Posted by: Loren Coleman on November 30th, 2010
Hairy jungle giants in Malaysia have a long tradition of encounters with local peoples.
On the 6th of August of 1966, the Associated Press and the Straits Times reported that tracks "measuring 18 inches and having a stride of 12 feet [sic] were discovered at a rubber estate near Segamat, a small town about 80 miles from" Kuala Lumpur. Villagers told newsmen they believe the prints were made by a giant ape.
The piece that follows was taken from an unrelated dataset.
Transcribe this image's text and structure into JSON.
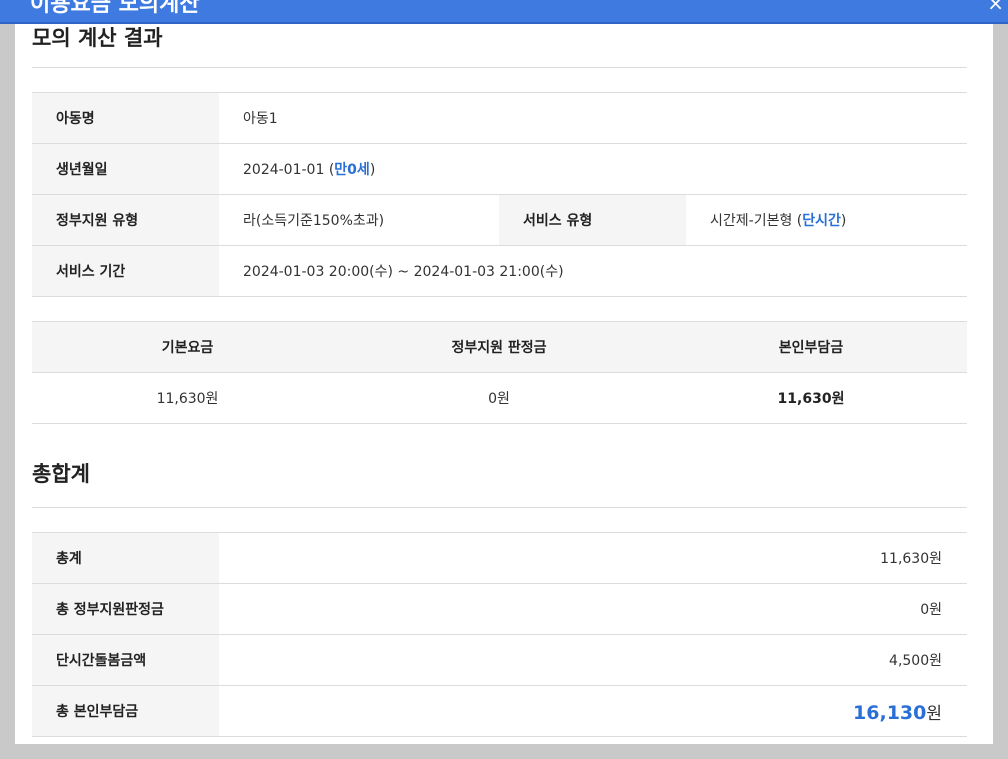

Nine days later, the The Malay Mail said that that Segamat villagers were telling of a "shy, harmless, giant with 18-inch footprints living in the jungle, possibly under pressure from advancing civilization and loss of feeding grounds" that was 25 feet tall.
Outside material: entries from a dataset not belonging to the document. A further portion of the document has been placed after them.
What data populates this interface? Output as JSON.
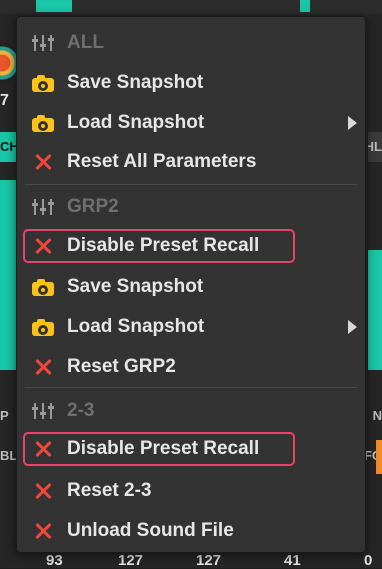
{
  "background": {
    "left_number": "7",
    "left_label_1": "CH",
    "right_label_1": "HL",
    "left_label_2": "P",
    "left_label_3": "BL",
    "right_label_2": "N",
    "right_label_3": "FO",
    "bottom_numbers": [
      "93",
      "127",
      "127",
      "41",
      "0"
    ]
  },
  "menu": {
    "sections": [
      {
        "header": "ALL",
        "items": [
          {
            "label": "Save Snapshot",
            "icon": "camera-icon"
          },
          {
            "label": "Load Snapshot",
            "icon": "camera-icon",
            "submenu": true
          },
          {
            "label": "Reset All Parameters",
            "icon": "x-icon"
          }
        ]
      },
      {
        "header": "GRP2",
        "items": [
          {
            "label": "Disable Preset Recall",
            "icon": "x-icon",
            "highlighted": true
          },
          {
            "label": "Save Snapshot",
            "icon": "camera-icon"
          },
          {
            "label": "Load Snapshot",
            "icon": "camera-icon",
            "submenu": true
          },
          {
            "label": "Reset GRP2",
            "icon": "x-icon"
          }
        ]
      },
      {
        "header": "2-3",
        "items": [
          {
            "label": "Disable Preset Recall",
            "icon": "x-icon",
            "highlighted": true
          },
          {
            "label": "Reset 2-3",
            "icon": "x-icon"
          },
          {
            "label": "Unload Sound File",
            "icon": "x-icon"
          }
        ]
      }
    ]
  },
  "colors": {
    "menu_bg": "#333334",
    "header_text": "#6f6f6f",
    "item_text": "#e6e6e6",
    "camera_icon": "#ffc21a",
    "x_icon": "#f0473a",
    "highlight_border": "#e9436d",
    "accent_teal": "#19c6a7"
  }
}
I have other Malaysian reports from 1954 (AP, 3 Jan 1954), 1969 (UPI, 7 Aug 1969), and 1971 (AP, 1 Aug 1971) of "giant ape" sightings and expeditions.
Harold Stephens article ("’Abominable Snowman’ of Malaysia," Argosy, August, 1971) on Orang Dalam encompasses the sense of these animals from 1871, 1953 and 1959, until his find of the large footprints on the lower Endau River. Most of the accounts are of extremely large hominoids. Ivan T. Sanderson and Mark A. Hall, of course, both mention them too.
Hall and my new book True Giants: Is Gigantopithecus Still Alive? discusses them as part of the True Giants traditions gathered extensively for years. Indeed, the cover is about one such sighting, and the opening of the book details the incident.
Loren Coleman is one of the world’s leading cryptozoologists, some say “the” leading. Certainly, he is acknowledged as the current living American researcher and writer who has most popularized cryptozoology in the late 20th and early 21st centuries. Starting his fieldwork and investigations in 1960, after traveling and trekking extensively in pursuit of cryptozoological mysteries, Coleman began writing to share his experiences in 1969. An honorary member of Ivan T. Sanderson’s Society for the Investigation of the Unexplained in the 1970s, Coleman has been bestowed with similar honorary memberships of the North Idaho College Cryptozoology Club in 1983, and in subsequent years, that of the British Columbia Scientific Cryptozoology Club, CryptoSafari International, and other international organizations. He was also a Life Member and Benefactor of the International Society of Cryptozoology (now-defunct). Loren Coleman’s daily blog, as a member of the Cryptomundo Team, served as an ongoing avenue of communication for the ever-growing body of cryptozoo news from 2005 through 2013.